[Data excerpts]

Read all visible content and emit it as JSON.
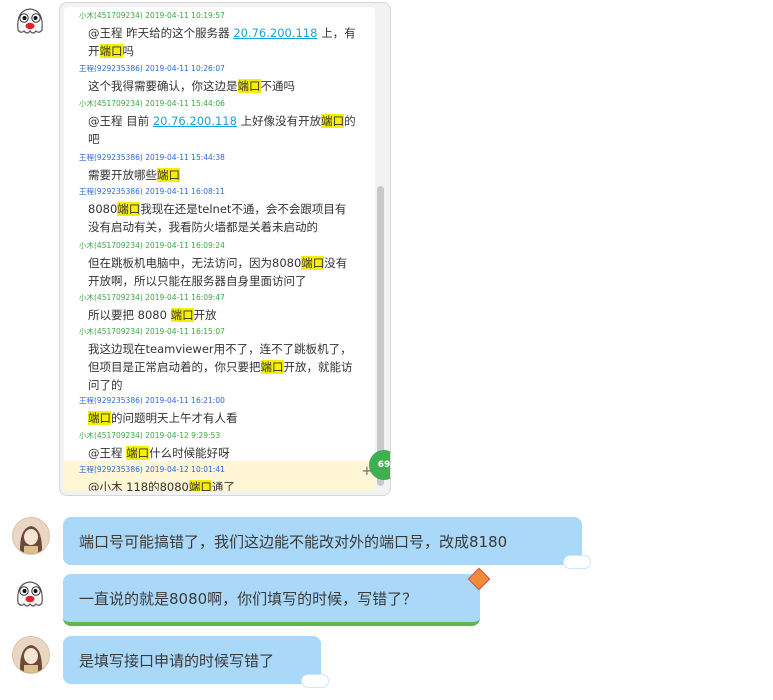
{
  "record": {
    "messages": [
      {
        "sender": "小木(451709234)",
        "time": "2019-04-11 10:19:57",
        "color": "green",
        "parts": [
          [
            "@王程 昨天给的这个服务器 ",
            ""
          ],
          [
            "20.76.200.118",
            "ip"
          ],
          [
            " 上，有开",
            ""
          ],
          [
            "端口",
            "hl"
          ],
          [
            "吗",
            ""
          ]
        ]
      },
      {
        "sender": "王程(929235386)",
        "time": "2019-04-11 10:26:07",
        "color": "blue",
        "parts": [
          [
            "这个我得需要确认，你这边是",
            ""
          ],
          [
            "端口",
            "hl"
          ],
          [
            "不通吗",
            ""
          ]
        ]
      },
      {
        "sender": "小木(451709234)",
        "time": "2019-04-11 15:44:06",
        "color": "green",
        "parts": [
          [
            "@王程 目前 ",
            ""
          ],
          [
            "20.76.200.118",
            "ip"
          ],
          [
            " 上好像没有开放",
            ""
          ],
          [
            "端口",
            "hl"
          ],
          [
            "的吧",
            ""
          ]
        ]
      },
      {
        "sender": "王程(929235386)",
        "time": "2019-04-11 15:44:38",
        "color": "blue",
        "parts": [
          [
            "需要开放哪些",
            ""
          ],
          [
            "端口",
            "hl"
          ]
        ]
      },
      {
        "sender": "王程(929235386)",
        "time": "2019-04-11 16:08:11",
        "color": "blue",
        "parts": [
          [
            "8080",
            ""
          ],
          [
            "端口",
            "hl"
          ],
          [
            "我现在还是telnet不通，会不会跟项目有没有启动有关，我看防火墙都是关着未启动的",
            ""
          ]
        ]
      },
      {
        "sender": "小木(451709234)",
        "time": "2019-04-11 16:09:24",
        "color": "green",
        "parts": [
          [
            "但在跳板机电脑中，无法访问，因为8080",
            ""
          ],
          [
            "端口",
            "hl"
          ],
          [
            "没有开放啊，所以只能在服务器自身里面访问了",
            ""
          ]
        ]
      },
      {
        "sender": "小木(451709234)",
        "time": "2019-04-11 16:09:47",
        "color": "green",
        "parts": [
          [
            "所以要把 8080 ",
            ""
          ],
          [
            "端口",
            "hl"
          ],
          [
            "开放",
            ""
          ]
        ]
      },
      {
        "sender": "小木(451709234)",
        "time": "2019-04-11 16:15:07",
        "color": "green",
        "parts": [
          [
            "我这边现在teamviewer用不了，连不了跳板机了，但项目是正常启动着的，你只要把",
            ""
          ],
          [
            "端口",
            "hl"
          ],
          [
            "开放，就能访问了的",
            ""
          ]
        ]
      },
      {
        "sender": "王程(929235386)",
        "time": "2019-04-11 16:21:00",
        "color": "blue",
        "parts": [
          [
            "端口",
            "hl"
          ],
          [
            "的问题明天上午才有人看",
            ""
          ]
        ]
      },
      {
        "sender": "小木(451709234)",
        "time": "2019-04-12 9:29:53",
        "color": "green",
        "parts": [
          [
            "@王程 ",
            ""
          ],
          [
            "端口",
            "hl"
          ],
          [
            "什么时候能好呀",
            ""
          ]
        ]
      },
      {
        "sender": "王程(929235386)",
        "time": "2019-04-12 10:01:41",
        "color": "blue",
        "parts": [
          [
            "@小木 118的8080",
            ""
          ],
          [
            "端口",
            "hl"
          ],
          [
            "通了",
            ""
          ]
        ]
      }
    ],
    "fab_count": "69"
  },
  "bubbles": [
    {
      "text": "端口号可能搞错了，我们这边能不能改对外的端口号，改成8180"
    },
    {
      "text": "一直说的就是8080啊，你们填写的时候，写错了？"
    },
    {
      "text": "是填写接口申请的时候写错了"
    }
  ],
  "colors": {
    "bubble": "#a9d8f8",
    "highlight": "#f6f000",
    "link": "#1ea0d8",
    "sender_green": "#3aa845",
    "sender_blue": "#2a6bd1"
  }
}
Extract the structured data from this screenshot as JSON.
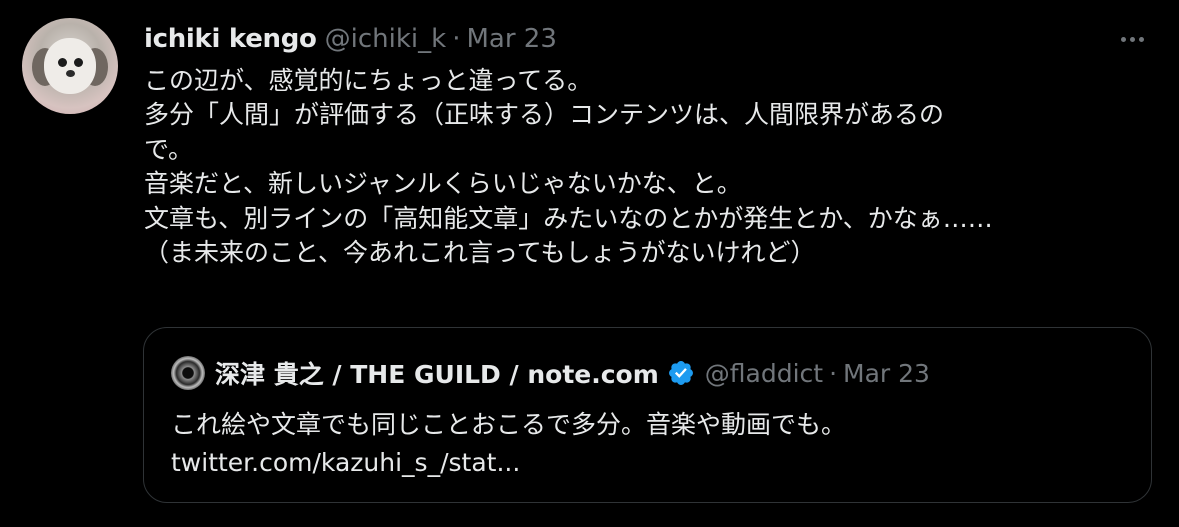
{
  "tweet": {
    "display_name": "ichiki kengo",
    "handle": "@ichiki_k",
    "separator": "·",
    "date": "Mar 23",
    "lines": [
      "この辺が、感覚的にちょっと違ってる。",
      "多分「人間」が評価する（正味する）コンテンツは、人間限界があるの",
      "で。",
      "音楽だと、新しいジャンルくらいじゃないかな、と。",
      "文章も、別ラインの「高知能文章」みたいなのとかが発生とか、かなぁ……",
      "（ま未来のこと、今あれこれ言ってもしょうがないけれど）"
    ]
  },
  "quoted_tweet": {
    "display_name": "深津 貴之 / THE GUILD / note.com",
    "handle": "@fladdict",
    "separator": "·",
    "date": "Mar 23",
    "text": "これ絵や文章でも同じことおこるで多分。音楽や動画でも。",
    "link": "twitter.com/kazuhi_s_/stat..."
  },
  "icons": {
    "more": "more-horizontal-icon",
    "verified": "verified-badge-icon",
    "verified_color": "#1d9bf0"
  }
}
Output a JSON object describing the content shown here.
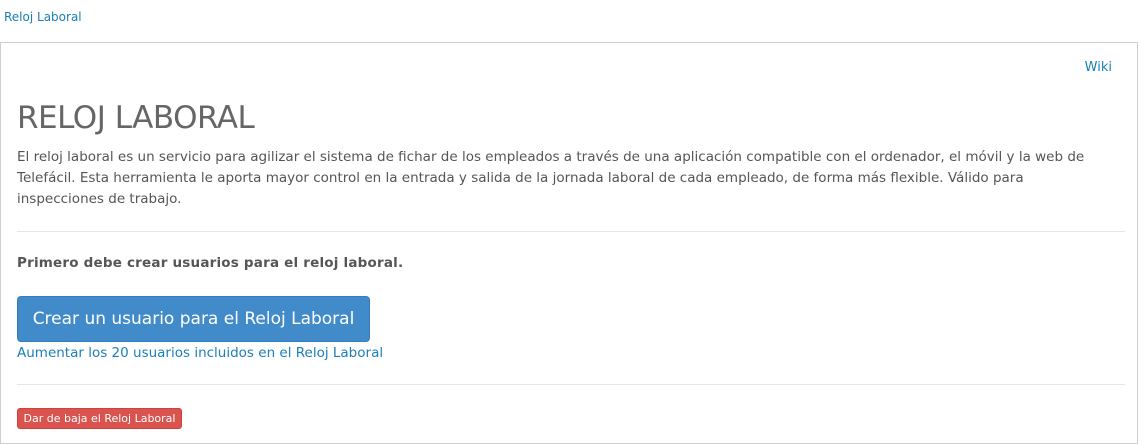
{
  "breadcrumb": {
    "label": "Reloj Laboral"
  },
  "panel": {
    "wiki_label": "Wiki",
    "title": "RELOJ LABORAL",
    "description": "El reloj laboral es un servicio para agilizar el sistema de fichar de los empleados a través de una aplicación compatible con el ordenador, el móvil y la web de Telefácil. Esta herramienta le aporta mayor control en la entrada y salida de la jornada laboral de cada empleado, de forma más flexible. Válido para inspecciones de trabajo.",
    "notice": "Primero debe crear usuarios para el reloj laboral.",
    "create_button_label": "Crear un usuario para el Reloj Laboral",
    "increase_link_label": "Aumentar los 20 usuarios incluidos en el Reloj Laboral",
    "cancel_button_label": "Dar de baja el Reloj Laboral"
  },
  "colors": {
    "link": "#1a7fb9",
    "primary": "#428bca",
    "danger": "#d9534f",
    "text": "#555555"
  }
}
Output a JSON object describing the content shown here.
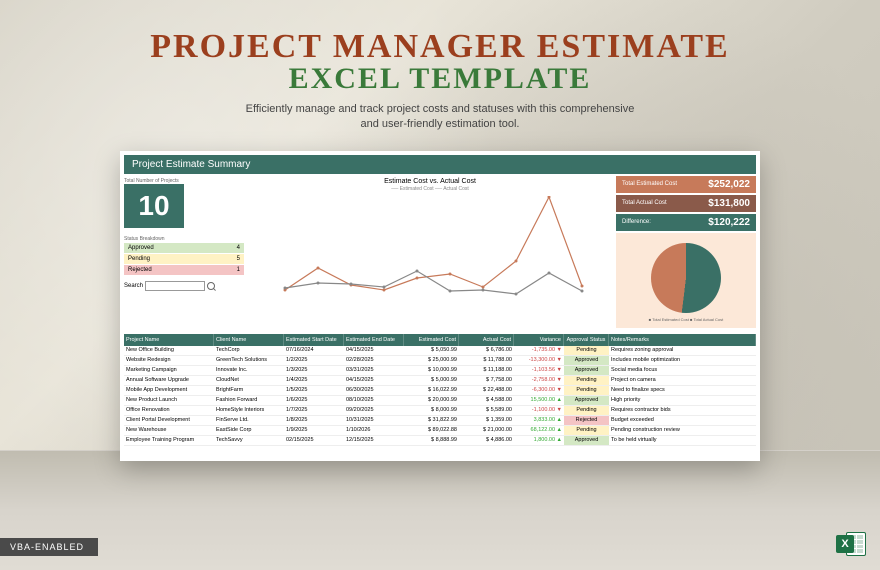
{
  "header": {
    "title1": "PROJECT MANAGER ESTIMATE",
    "title2": "EXCEL TEMPLATE",
    "subtitle": "Efficiently manage and track project costs and statuses with this comprehensive\nand user-friendly estimation tool."
  },
  "badges": {
    "vba": "VBA-ENABLED",
    "excel": "X"
  },
  "sheet": {
    "banner": "Project Estimate Summary",
    "count_label": "Total Number of Projects",
    "count": "10",
    "status_label": "Status Breakdown",
    "statuses": [
      {
        "name": "Approved",
        "count": "4"
      },
      {
        "name": "Pending",
        "count": "5"
      },
      {
        "name": "Rejected",
        "count": "1"
      }
    ],
    "search_label": "Search",
    "chart_title": "Estimate Cost vs. Actual Cost",
    "legend": "── Estimated Cost    ── Actual Cost",
    "kpis": [
      {
        "label": "Total Estimated Cost",
        "value": "$252,022"
      },
      {
        "label": "Total Actual Cost",
        "value": "$131,800"
      },
      {
        "label": "Difference:",
        "value": "$120,222"
      }
    ],
    "pie_legend": "■ Total Estimated Cost   ■ Total Actual Cost",
    "columns": [
      "Project Name",
      "Client Name",
      "Estimated Start Date",
      "Estimated End Date",
      "Estimated Cost",
      "Actual Cost",
      "Variance",
      "Approval Status",
      "Notes/Remarks"
    ],
    "rows": [
      {
        "proj": "New Office Building",
        "client": "TechCorp",
        "sd": "07/16/2024",
        "ed": "04/15/2025",
        "ec": "5,050.99",
        "ac": "6,786.00",
        "var": "-1,735.00",
        "dir": "dn",
        "stat": "Pending",
        "badge": "badge-pen",
        "notes": "Requires zoning approval"
      },
      {
        "proj": "Website Redesign",
        "client": "GreenTech Solutions",
        "sd": "1/2/2025",
        "ed": "02/28/2025",
        "ec": "25,000.99",
        "ac": "11,788.00",
        "var": "-13,300.00",
        "dir": "dn",
        "stat": "Approved",
        "badge": "badge-app",
        "notes": "Includes mobile optimization"
      },
      {
        "proj": "Marketing Campaign",
        "client": "Innovate Inc.",
        "sd": "1/3/2025",
        "ed": "03/31/2025",
        "ec": "10,000.99",
        "ac": "11,188.00",
        "var": "-1,103.56",
        "dir": "dn",
        "stat": "Approved",
        "badge": "badge-app",
        "notes": "Social media focus"
      },
      {
        "proj": "Annual Software Upgrade",
        "client": "CloudNet",
        "sd": "1/4/2025",
        "ed": "04/15/2025",
        "ec": "5,000.99",
        "ac": "7,758.00",
        "var": "-2,758.00",
        "dir": "dn",
        "stat": "Pending",
        "badge": "badge-pen",
        "notes": "Project on camera"
      },
      {
        "proj": "Mobile App Development",
        "client": "BrightFarm",
        "sd": "1/5/2025",
        "ed": "06/30/2025",
        "ec": "16,022.99",
        "ac": "22,488.00",
        "var": "-6,300.00",
        "dir": "dn",
        "stat": "Pending",
        "badge": "badge-pen",
        "notes": "Need to finalize specs"
      },
      {
        "proj": "New Product Launch",
        "client": "Fashion Forward",
        "sd": "1/6/2025",
        "ed": "08/10/2025",
        "ec": "20,000.99",
        "ac": "4,588.00",
        "var": "15,500.00",
        "dir": "up",
        "stat": "Approved",
        "badge": "badge-app",
        "notes": "High priority"
      },
      {
        "proj": "Office Renovation",
        "client": "HomeStyle Interiors",
        "sd": "1/7/2025",
        "ed": "09/20/2025",
        "ec": "8,000.99",
        "ac": "5,589.00",
        "var": "-1,100.00",
        "dir": "dn",
        "stat": "Pending",
        "badge": "badge-pen",
        "notes": "Requires contractor bids"
      },
      {
        "proj": "Client Portal Development",
        "client": "FinServe Ltd.",
        "sd": "1/8/2025",
        "ed": "10/31/2025",
        "ec": "31,822.99",
        "ac": "1,359.00",
        "var": "3,833.00",
        "dir": "up",
        "stat": "Rejected",
        "badge": "badge-rej",
        "notes": "Budget exceeded"
      },
      {
        "proj": "New Warehouse",
        "client": "EastSide Corp",
        "sd": "1/9/2025",
        "ed": "1/10/2026",
        "ec": "89,022.88",
        "ac": "21,000.00",
        "var": "68,122.00",
        "dir": "up",
        "stat": "Pending",
        "badge": "badge-pen",
        "notes": "Pending construction review"
      },
      {
        "proj": "Employee Training Program",
        "client": "TechSavvy",
        "sd": "02/15/2025",
        "ed": "12/15/2025",
        "ec": "8,888.99",
        "ac": "4,886.00",
        "var": "1,800.00",
        "dir": "up",
        "stat": "Approved",
        "badge": "badge-app",
        "notes": "To be held virtually"
      }
    ]
  },
  "chart_data": {
    "type": "line",
    "title": "Estimate Cost vs. Actual Cost",
    "categories": [
      "New Office Building",
      "Website Redesign",
      "Marketing Campaign",
      "Annual Software Upgrade",
      "Mobile App Development",
      "New Product Launch",
      "Office Renovation",
      "Client Portal Development",
      "New Warehouse",
      "Employee Training Program"
    ],
    "series": [
      {
        "name": "Estimated Cost",
        "values": [
          5050,
          25000,
          10000,
          5000,
          16022,
          20000,
          8000,
          31822,
          89022,
          8888
        ]
      },
      {
        "name": "Actual Cost",
        "values": [
          6786,
          11788,
          11188,
          7758,
          22488,
          4588,
          5589,
          1359,
          21000,
          4886
        ]
      }
    ],
    "ylim": [
      0,
      90000
    ]
  }
}
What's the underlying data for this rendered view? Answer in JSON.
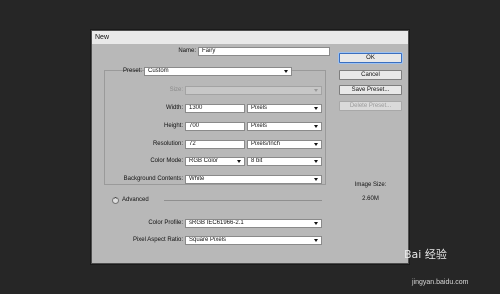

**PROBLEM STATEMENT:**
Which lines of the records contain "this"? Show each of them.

**COMPLETED TASK:**
Extract the structured data from this screenshot as JSON.
    "subtitle": "Efficiently manage and track project costs and statuses with this comprehensive\nand user-friendly estimation tool."
What's the underlying data for this rendered view? Answer in JSON.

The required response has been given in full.